[Web page and app entries]

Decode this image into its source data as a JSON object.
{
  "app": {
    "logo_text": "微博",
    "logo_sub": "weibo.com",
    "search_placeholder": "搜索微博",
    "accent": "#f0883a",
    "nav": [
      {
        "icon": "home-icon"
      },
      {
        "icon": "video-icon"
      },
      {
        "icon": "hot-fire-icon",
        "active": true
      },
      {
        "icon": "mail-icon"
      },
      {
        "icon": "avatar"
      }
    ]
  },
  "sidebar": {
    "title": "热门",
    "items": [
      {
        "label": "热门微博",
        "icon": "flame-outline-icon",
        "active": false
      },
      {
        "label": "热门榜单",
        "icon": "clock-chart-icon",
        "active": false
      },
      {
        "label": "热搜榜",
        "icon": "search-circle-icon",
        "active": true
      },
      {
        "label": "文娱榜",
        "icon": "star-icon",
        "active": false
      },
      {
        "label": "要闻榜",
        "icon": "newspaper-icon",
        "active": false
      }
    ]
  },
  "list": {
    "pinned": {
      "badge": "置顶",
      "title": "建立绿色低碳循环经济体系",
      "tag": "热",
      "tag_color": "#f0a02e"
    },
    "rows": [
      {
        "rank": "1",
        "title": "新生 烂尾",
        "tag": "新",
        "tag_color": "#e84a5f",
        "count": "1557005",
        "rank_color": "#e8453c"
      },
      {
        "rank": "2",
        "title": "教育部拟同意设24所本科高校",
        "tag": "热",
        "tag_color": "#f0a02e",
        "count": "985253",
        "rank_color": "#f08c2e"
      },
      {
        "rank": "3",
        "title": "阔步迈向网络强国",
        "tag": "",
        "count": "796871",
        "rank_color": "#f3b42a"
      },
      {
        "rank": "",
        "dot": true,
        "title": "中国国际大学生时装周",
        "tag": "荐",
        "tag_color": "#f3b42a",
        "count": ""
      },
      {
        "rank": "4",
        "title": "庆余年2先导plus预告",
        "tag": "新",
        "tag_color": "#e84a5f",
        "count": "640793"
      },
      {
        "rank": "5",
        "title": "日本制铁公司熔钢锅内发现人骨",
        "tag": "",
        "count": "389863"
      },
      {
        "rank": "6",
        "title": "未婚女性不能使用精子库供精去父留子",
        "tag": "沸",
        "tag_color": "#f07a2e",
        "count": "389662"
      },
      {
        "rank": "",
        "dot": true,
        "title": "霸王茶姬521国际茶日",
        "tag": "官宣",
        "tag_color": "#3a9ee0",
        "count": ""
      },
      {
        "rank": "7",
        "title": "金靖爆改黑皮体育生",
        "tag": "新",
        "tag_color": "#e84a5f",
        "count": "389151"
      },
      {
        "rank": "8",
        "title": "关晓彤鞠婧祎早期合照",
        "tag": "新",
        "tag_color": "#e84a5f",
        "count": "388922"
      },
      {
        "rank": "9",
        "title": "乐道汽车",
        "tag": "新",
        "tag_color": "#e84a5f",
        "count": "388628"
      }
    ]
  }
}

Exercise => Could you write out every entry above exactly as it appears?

Answer space =>
Decode this image into its source data as a JSON object.
{
  "app": {
    "logo_text": "微博",
    "logo_sub": "weibo.com",
    "search_placeholder": "搜索微博",
    "accent": "#f0883a",
    "nav": [
      {
        "icon": "home-icon"
      },
      {
        "icon": "video-icon"
      },
      {
        "icon": "hot-fire-icon",
        "active": true
      },
      {
        "icon": "mail-icon"
      },
      {
        "icon": "avatar"
      }
    ]
  },
  "sidebar": {
    "title": "热门",
    "items": [
      {
        "label": "热门微博",
        "icon": "flame-outline-icon",
        "active": false
      },
      {
        "label": "热门榜单",
        "icon": "clock-chart-icon",
        "active": false
      },
      {
        "label": "热搜榜",
        "icon": "search-circle-icon",
        "active": true
      },
      {
        "label": "文娱榜",
        "icon": "star-icon",
        "active": false
      },
      {
        "label": "要闻榜",
        "icon": "newspaper-icon",
        "active": false
      }
    ]
  },
  "list": {
    "pinned": {
      "badge": "置顶",
      "title": "建立绿色低碳循环经济体系",
      "tag": "热",
      "tag_color": "#f0a02e"
    },
    "rows": [
      {
        "rank": "1",
        "title": "新生 烂尾",
        "tag": "新",
        "tag_color": "#e84a5f",
        "count": "1557005",
        "rank_color": "#e8453c"
      },
      {
        "rank": "2",
        "title": "教育部拟同意设24所本科高校",
        "tag": "热",
        "tag_color": "#f0a02e",
        "count": "985253",
        "rank_color": "#f08c2e"
      },
      {
        "rank": "3",
        "title": "阔步迈向网络强国",
        "tag": "",
        "count": "796871",
        "rank_color": "#f3b42a"
      },
      {
        "rank": "",
        "dot": true,
        "title": "中国国际大学生时装周",
        "tag": "荐",
        "tag_color": "#f3b42a",
        "count": ""
      },
      {
        "rank": "4",
        "title": "庆余年2先导plus预告",
        "tag": "新",
        "tag_color": "#e84a5f",
        "count": "640793"
      },
      {
        "rank": "5",
        "title": "日本制铁公司熔钢锅内发现人骨",
        "tag": "",
        "count": "389863"
      },
      {
        "rank": "6",
        "title": "未婚女性不能使用精子库供精去父留子",
        "tag": "沸",
        "tag_color": "#f07a2e",
        "count": "389662"
      },
      {
        "rank": "",
        "dot": true,
        "title": "霸王茶姬521国际茶日",
        "tag": "官宣",
        "tag_color": "#3a9ee0",
        "count": ""
      },
      {
        "rank": "7",
        "title": "金靖爆改黑皮体育生",
        "tag": "新",
        "tag_color": "#e84a5f",
        "count": "389151"
      },
      {
        "rank": "8",
        "title": "关晓彤鞠婧祎早期合照",
        "tag": "新",
        "tag_color": "#e84a5f",
        "count": "388922"
      },
      {
        "rank": "9",
        "title": "乐道汽车",
        "tag": "新",
        "tag_color": "#e84a5f",
        "count": "388628"
      }
    ]
  }
}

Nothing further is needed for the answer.